Ever since Switzerland won bronze at its home St. Moritz Games in 1948, the Olympic hockey medal table has been thoroughly dominated by six teams - the U.S. team, Canada, Sweden, Finland and the various political iterations of the Czech and Russian teams. Only West Germany broke into the medal group in the past 66 years, winning bronze at Innsbruck in 1976.
The smaller nations are usually preliminary-round fodder, but hockey's global growth will be showcased throughout the field in Sochi. Every team has at least one NHL player on its roster - even Slovenia, a nation of 2 million which had never reached the Olympics before beating Belarus, Denmark and Ukraine in a qualifying tournament last year.
Kopitar, the Los Angeles Kings' high-scoring forward and the first Slovenian to play in the NHL, is the only NHL player on the roster coached by his father, Matjaz.
Latvia also has just one NHL player in Buffalo's Zemgus Girgensons, while 5-foot-7 forward Mats Zuccarello of the New York Rangers is the only NHL player on Norway's roster. Austria has three NHL representatives: forwards Thomas Vanek, Michael Grabner and Michael Raffl.
The most popular dark-horse choice for a medal run seems to be Switzerland, the mountainous nation of roughly 8 million where hockey ranks only behind soccer for public attention. The current Swiss team, coached by Canadian Sean Simpson, caught the world's attention with surprising silver medals in last year's world championships as Nashville Predators defenseman Roman Josi earned the MVP award.
Hiller hasn't suited up for Switzerland since the Vancouver Olympics, but he's eager to play alongside seven fellow NHL players in Sochi.
''We've definitely got a decent enough team where we're able to play with the bigger teams,'' Hiller said. ''I think the team has proven at the world championships that they find a way to do it on a more consistent basis. We're definitely not just going there to be there. We want to prove that Swiss hockey is getting better every year.''
Hiller and Philadelphia Flyers defenseman Mark Streit both see Switzerland's success as the product of an aggressive commitment to youth hockey and the limit on import players in Switzerland's top domestic league, allowing Swiss talent to grow.
''There's always been a lot of skill,'' said Streit, who's heading to his fourth Olympics for Switzerland. ''But the mindset for the young players to come over here, play in the junior leagues, to go through the minors and to make it to the NHL, that just needed some time. Now we have a lot of players over here, and I think for the young players, it's their goal to make their way to the NHL, and that's a huge factor.''
With just four NHL players on its roster four years ago, Switzerland still put a scare into the big boys at the Vancouver Olympics, taking host Canada to a shootout and losing two well-played games to the U.S. team. Four years before that in Turin, Switzerland shut out Canada and beat the Czech Republic before losing to Sweden in the quarterfinals.
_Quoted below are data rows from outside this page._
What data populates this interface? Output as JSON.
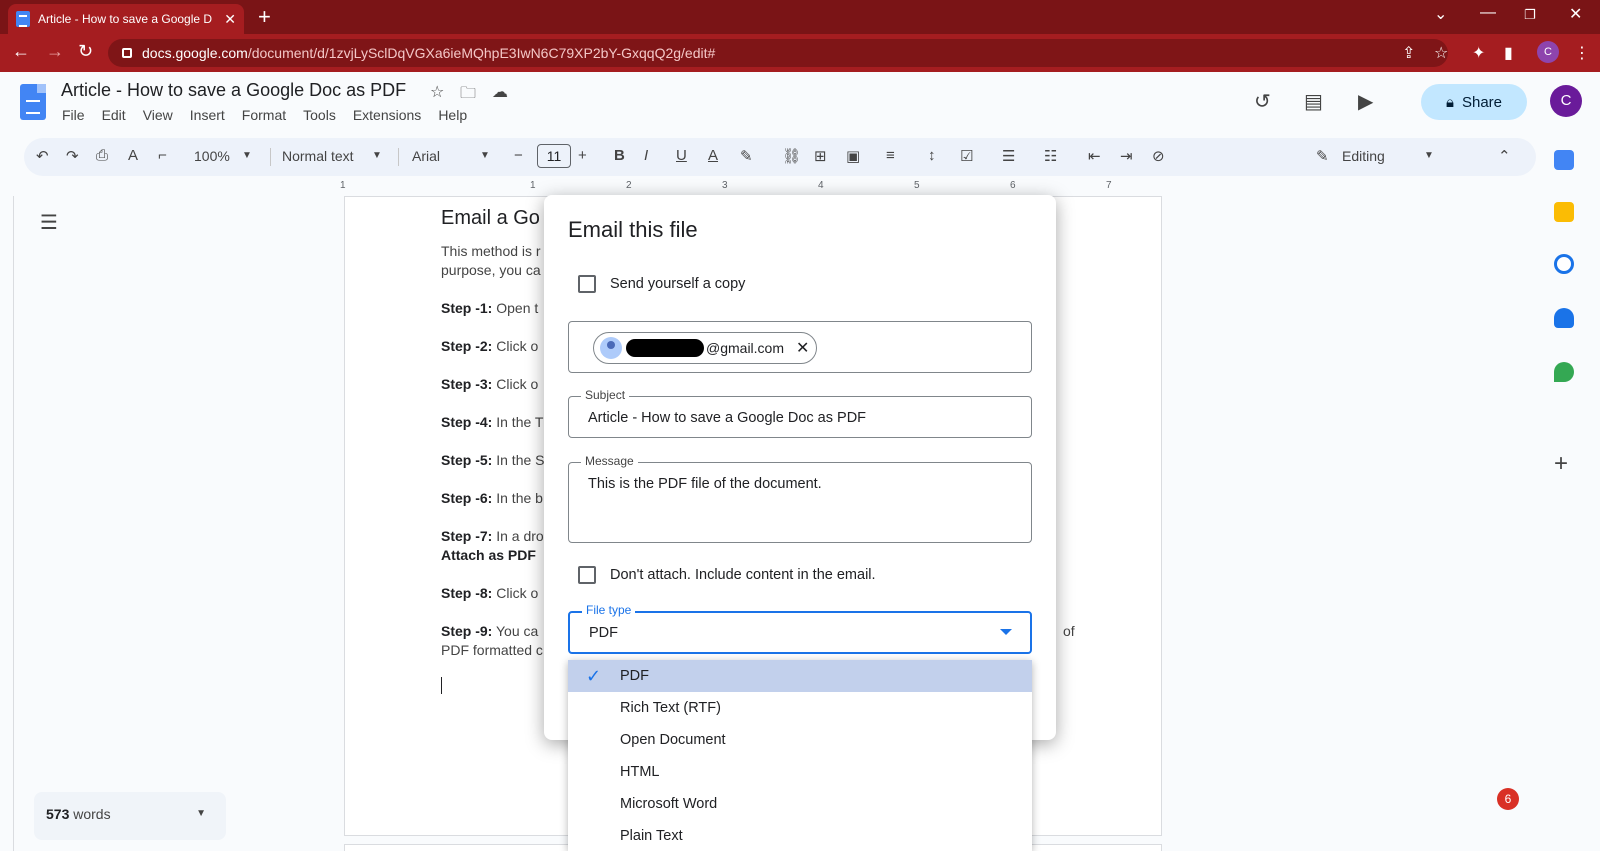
{
  "browser": {
    "tab_title": "Article - How to save a Google D",
    "url_host": "docs.google.com",
    "url_path": "/document/d/1zvjLySclDqVGXa6ieMQhpE3IwN6C79XP2bY-GxqqQ2g/edit#",
    "profile_initial": "C"
  },
  "docs": {
    "title": "Article - How to save a Google Doc as PDF",
    "menu": [
      "File",
      "Edit",
      "View",
      "Insert",
      "Format",
      "Tools",
      "Extensions",
      "Help"
    ],
    "share_label": "Share",
    "avatar_initial": "C"
  },
  "toolbar": {
    "zoom": "100%",
    "style": "Normal text",
    "font": "Arial",
    "font_size": "11",
    "mode": "Editing"
  },
  "ruler": [
    "1",
    "1",
    "2",
    "3",
    "4",
    "5",
    "6",
    "7"
  ],
  "document": {
    "heading": "Email a Go",
    "intro_1": "This method is r",
    "intro_2": "purpose, you ca",
    "steps": [
      {
        "label": "Step -1:",
        "text": " Open t"
      },
      {
        "label": "Step -2:",
        "text": " Click o"
      },
      {
        "label": "Step -3:",
        "text": " Click o"
      },
      {
        "label": "Step -4:",
        "text": " In the T"
      },
      {
        "label": "Step -5:",
        "text": " In the S"
      },
      {
        "label": "Step -6:",
        "text": " In the b"
      },
      {
        "label": "Step -7:",
        "text": " In a dro"
      },
      {
        "label": "Step -8:",
        "text": " Click o"
      },
      {
        "label": "Step -9:",
        "text": " You ca"
      }
    ],
    "step7_line2": "Attach as PDF",
    "step9_line2": "PDF formatted c",
    "step9_tail": "of"
  },
  "word_count": {
    "count": "573",
    "label": " words"
  },
  "notification_count": "6",
  "dialog": {
    "title": "Email this file",
    "send_copy_label": "Send yourself a copy",
    "recipient_suffix": "@gmail.com",
    "subject_label": "Subject",
    "subject_value": "Article - How to save a Google Doc as PDF",
    "message_label": "Message",
    "message_value": "This is the PDF file of the document.",
    "dont_attach_label": "Don't attach. Include content in the email.",
    "file_type_label": "File type",
    "file_type_value": "PDF"
  },
  "file_type_options": [
    "PDF",
    "Rich Text (RTF)",
    "Open Document",
    "HTML",
    "Microsoft Word",
    "Plain Text"
  ]
}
Hiller and Streit aren't talking medals, but they're also not heading halfway across the world just to play a supporting role to the traditional hockey powers.
''Our players can play with anybody in the world, and goaltending can always win a game,'' Hiller said. ''Sometimes goaltending can equal out a lot of other things that a bigger team might have going for it.''
AP Sports Writer Dan Gelston in Philadelphia contributed to this report.